This marketing plan template by Evernote is a great place to start. It includes all of the sections I’ve mentioned in this article and even a few more.
If you’re wondering how to fill it out, then check out this example marketing plan from cosmetics company Lush. If you’re looking for design inspiration, then this 2021 marketing plan from the University of Illinois shows how you can make a marketing plan that’s both informative and easy to read.
Content Marketing Plan
A content marketing plan focuses on the different types of content and content-related strategies you’ll use to achieve business and marketing goals. Because this is a narrower form of a marketing plan, those goals will also be much more targeted and specific. Think “generate 500 email signups within six months” instead of “increase top-line revenue by $100,000 by Q3”.
You’ll also probably use fewer marketing channels—and maybe only one. SEO does go hand in hand with content marketing, though, and there’s no reason you can’t run a paid PPC campaign to a landing page where a potential customer can download your white paper.
Social Media Marketing Plan
In a similar vein to the content marketing plan above, a social media marketing plan will detail the social media strategies you will use to achieve marketing goals.
This type of marketing plan is growing in popularity at the moment.
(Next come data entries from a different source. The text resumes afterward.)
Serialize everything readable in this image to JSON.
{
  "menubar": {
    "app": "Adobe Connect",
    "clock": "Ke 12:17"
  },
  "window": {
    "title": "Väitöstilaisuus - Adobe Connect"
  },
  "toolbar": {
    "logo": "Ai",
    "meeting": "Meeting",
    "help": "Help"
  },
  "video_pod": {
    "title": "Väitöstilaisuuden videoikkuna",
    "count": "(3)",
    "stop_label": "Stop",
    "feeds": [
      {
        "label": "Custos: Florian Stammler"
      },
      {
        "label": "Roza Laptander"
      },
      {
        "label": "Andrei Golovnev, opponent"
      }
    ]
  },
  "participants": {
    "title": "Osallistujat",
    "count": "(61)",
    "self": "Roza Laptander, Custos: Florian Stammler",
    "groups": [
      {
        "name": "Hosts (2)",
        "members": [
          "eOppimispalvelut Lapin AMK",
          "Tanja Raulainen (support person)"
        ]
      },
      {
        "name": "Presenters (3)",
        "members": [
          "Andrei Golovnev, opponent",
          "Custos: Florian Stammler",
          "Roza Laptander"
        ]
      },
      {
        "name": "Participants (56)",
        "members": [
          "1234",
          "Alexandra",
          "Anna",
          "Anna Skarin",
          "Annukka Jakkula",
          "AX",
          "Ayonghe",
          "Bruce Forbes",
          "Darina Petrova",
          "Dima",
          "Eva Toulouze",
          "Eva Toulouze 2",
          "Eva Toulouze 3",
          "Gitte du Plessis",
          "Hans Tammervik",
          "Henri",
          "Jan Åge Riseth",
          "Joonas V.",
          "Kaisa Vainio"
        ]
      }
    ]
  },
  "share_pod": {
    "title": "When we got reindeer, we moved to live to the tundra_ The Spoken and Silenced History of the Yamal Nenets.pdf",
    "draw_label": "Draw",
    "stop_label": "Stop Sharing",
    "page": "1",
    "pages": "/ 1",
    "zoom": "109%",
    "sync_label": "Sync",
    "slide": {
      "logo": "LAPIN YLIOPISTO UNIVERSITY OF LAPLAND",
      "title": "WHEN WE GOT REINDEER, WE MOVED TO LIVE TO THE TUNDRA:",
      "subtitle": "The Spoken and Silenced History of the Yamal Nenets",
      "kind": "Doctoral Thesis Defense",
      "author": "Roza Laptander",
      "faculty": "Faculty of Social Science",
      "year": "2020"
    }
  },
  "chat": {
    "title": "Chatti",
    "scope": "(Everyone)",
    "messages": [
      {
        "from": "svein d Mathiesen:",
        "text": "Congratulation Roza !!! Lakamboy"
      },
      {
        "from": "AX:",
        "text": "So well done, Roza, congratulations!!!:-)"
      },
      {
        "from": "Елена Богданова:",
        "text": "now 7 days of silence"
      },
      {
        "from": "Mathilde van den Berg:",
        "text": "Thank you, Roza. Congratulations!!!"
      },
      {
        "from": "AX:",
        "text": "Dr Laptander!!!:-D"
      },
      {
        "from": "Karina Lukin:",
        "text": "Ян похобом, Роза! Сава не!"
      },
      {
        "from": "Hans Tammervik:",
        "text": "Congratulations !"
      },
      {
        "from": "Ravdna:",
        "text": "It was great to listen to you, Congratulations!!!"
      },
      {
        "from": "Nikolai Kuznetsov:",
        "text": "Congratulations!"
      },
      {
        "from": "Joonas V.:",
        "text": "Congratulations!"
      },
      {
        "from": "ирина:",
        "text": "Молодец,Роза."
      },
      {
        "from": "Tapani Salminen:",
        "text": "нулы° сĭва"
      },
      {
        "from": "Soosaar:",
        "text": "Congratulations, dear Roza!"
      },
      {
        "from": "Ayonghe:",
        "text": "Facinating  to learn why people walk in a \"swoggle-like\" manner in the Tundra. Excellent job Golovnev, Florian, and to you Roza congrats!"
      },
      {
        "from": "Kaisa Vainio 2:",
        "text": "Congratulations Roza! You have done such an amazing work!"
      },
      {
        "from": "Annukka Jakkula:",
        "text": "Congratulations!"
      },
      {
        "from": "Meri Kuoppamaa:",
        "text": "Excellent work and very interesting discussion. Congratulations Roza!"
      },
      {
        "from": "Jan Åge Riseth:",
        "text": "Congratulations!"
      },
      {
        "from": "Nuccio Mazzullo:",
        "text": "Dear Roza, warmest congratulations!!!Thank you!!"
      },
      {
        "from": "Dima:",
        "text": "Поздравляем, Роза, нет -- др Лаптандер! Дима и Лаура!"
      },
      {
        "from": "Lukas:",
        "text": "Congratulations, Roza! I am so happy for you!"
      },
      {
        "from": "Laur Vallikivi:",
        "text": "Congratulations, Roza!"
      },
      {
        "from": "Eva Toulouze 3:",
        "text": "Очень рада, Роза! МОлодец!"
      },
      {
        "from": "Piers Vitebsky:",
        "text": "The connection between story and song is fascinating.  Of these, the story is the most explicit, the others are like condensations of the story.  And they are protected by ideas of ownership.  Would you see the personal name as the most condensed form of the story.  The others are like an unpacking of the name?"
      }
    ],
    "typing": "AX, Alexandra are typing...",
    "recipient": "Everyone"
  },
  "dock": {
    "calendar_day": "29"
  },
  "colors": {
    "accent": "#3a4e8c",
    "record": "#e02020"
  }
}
Social media is the #1 marketing channel in 2022, according to a HubSpot survey, so I think it’s highly likely you’ll need to know how to create one regardless of whether you’re a B2B or B2C brand.
Unlike content marketing, it is much more likely your social media marketing plan will cover multiple channels and include both organic and paid strategies.
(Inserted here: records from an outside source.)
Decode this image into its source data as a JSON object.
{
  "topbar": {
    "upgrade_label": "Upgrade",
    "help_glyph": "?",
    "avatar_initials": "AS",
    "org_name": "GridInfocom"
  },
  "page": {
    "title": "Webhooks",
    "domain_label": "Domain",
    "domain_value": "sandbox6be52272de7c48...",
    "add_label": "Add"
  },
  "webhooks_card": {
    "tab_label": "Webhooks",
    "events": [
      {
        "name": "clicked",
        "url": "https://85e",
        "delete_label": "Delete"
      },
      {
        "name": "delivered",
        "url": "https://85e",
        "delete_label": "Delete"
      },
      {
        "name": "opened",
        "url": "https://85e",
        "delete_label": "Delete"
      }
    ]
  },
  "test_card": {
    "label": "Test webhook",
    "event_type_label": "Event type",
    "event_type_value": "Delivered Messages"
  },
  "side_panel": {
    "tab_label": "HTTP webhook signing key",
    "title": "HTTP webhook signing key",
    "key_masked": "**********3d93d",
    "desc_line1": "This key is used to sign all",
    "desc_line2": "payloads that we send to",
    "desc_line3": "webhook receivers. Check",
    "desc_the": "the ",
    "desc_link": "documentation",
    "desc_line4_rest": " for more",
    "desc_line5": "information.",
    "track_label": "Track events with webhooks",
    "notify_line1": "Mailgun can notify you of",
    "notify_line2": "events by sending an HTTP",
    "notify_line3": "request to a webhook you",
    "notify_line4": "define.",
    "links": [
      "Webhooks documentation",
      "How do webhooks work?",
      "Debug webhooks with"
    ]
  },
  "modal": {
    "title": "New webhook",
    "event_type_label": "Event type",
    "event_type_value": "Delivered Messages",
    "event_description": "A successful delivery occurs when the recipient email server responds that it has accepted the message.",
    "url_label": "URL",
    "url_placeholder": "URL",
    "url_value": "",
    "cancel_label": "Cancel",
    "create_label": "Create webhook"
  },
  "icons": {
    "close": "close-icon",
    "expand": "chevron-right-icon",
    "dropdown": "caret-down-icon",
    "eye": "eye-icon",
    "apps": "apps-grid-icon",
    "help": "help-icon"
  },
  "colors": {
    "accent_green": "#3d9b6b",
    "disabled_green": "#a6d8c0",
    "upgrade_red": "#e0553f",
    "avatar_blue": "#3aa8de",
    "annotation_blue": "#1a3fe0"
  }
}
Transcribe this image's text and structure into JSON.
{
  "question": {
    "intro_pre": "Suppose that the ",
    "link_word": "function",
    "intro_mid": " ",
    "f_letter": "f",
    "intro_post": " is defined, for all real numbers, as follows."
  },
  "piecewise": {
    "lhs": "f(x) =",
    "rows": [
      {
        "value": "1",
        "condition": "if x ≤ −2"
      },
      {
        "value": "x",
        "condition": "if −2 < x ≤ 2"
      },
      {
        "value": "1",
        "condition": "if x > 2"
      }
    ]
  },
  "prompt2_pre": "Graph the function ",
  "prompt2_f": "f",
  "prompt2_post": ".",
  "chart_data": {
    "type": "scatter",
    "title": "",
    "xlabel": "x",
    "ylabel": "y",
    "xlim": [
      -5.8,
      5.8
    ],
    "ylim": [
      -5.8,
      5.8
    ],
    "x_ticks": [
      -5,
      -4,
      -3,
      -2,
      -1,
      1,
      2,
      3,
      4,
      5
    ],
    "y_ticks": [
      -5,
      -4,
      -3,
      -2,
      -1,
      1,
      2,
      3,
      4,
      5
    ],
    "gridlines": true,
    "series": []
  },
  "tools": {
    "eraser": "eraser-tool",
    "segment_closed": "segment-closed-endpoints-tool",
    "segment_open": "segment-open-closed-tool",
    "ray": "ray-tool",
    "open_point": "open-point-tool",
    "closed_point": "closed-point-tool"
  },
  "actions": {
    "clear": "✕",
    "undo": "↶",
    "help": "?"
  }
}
Start your plan by reading our advice on how to refine your social media strategy. Next, use this guide by Buffer to create your plan step-by-step. Finally, you can use this template by Zapier to get your thoughts in order.
Paid Media Marketing Plan
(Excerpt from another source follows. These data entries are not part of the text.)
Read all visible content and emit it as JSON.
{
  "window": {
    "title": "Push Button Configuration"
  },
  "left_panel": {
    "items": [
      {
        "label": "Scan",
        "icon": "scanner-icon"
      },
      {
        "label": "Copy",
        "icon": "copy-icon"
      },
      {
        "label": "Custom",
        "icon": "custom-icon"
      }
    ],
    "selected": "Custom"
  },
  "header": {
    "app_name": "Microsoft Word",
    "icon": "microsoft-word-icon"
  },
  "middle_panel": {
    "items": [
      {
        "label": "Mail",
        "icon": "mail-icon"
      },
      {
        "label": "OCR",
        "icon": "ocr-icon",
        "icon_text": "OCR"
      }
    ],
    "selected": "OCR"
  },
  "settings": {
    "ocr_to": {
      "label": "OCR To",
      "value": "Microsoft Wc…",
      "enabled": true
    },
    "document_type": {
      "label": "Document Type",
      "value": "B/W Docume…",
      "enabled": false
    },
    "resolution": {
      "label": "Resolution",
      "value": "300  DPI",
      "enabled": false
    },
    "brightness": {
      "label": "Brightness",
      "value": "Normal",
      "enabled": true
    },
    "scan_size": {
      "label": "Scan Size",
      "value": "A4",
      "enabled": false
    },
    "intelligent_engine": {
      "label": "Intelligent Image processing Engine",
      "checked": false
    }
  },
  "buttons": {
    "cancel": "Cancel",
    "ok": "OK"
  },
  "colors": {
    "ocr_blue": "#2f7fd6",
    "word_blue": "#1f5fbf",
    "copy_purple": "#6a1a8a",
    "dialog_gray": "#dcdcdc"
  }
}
This is another highly focused marketing plan. Much like its content marketing counterpart, a paid media marketing plan will typically have a narrow focus of just a couple of channels and a few very specific goals.
Accurately forecasting and managing budgets is an essential part of a paid media plan. There’s nothing worse than running through your budget within the first month or not having a big enough budget to continue investing in ads when you start to see ROI skyrocket.
So is setting informative KPIs and tracking them regularly. Your team needs to know how well ads are performing and to optimize them accordingly to maximize the ROI of a campaign.
A go-to-market plan is a specialized form of marketing plan that outlines how your company will bring a new product or service to market. While it covers many of the points I’ve outlined above, there are unique elements to a go-to-market plan that means it deserves its own guide.
If you want a step-by-step guide that takes you through the process, then check out Miro’s pre-built template.
Learn More Marketing Tips
The best tip I have when creating a marketing plan is to not think of it as a chore. It’s not a task you have to complete to please stakeholders. Rather, it’s a chance to showcase your ability to lead your team and direct their energy to achieving company goals. Don’t rush, either—especially if it’s your first time creating a marketing plan as a CMO.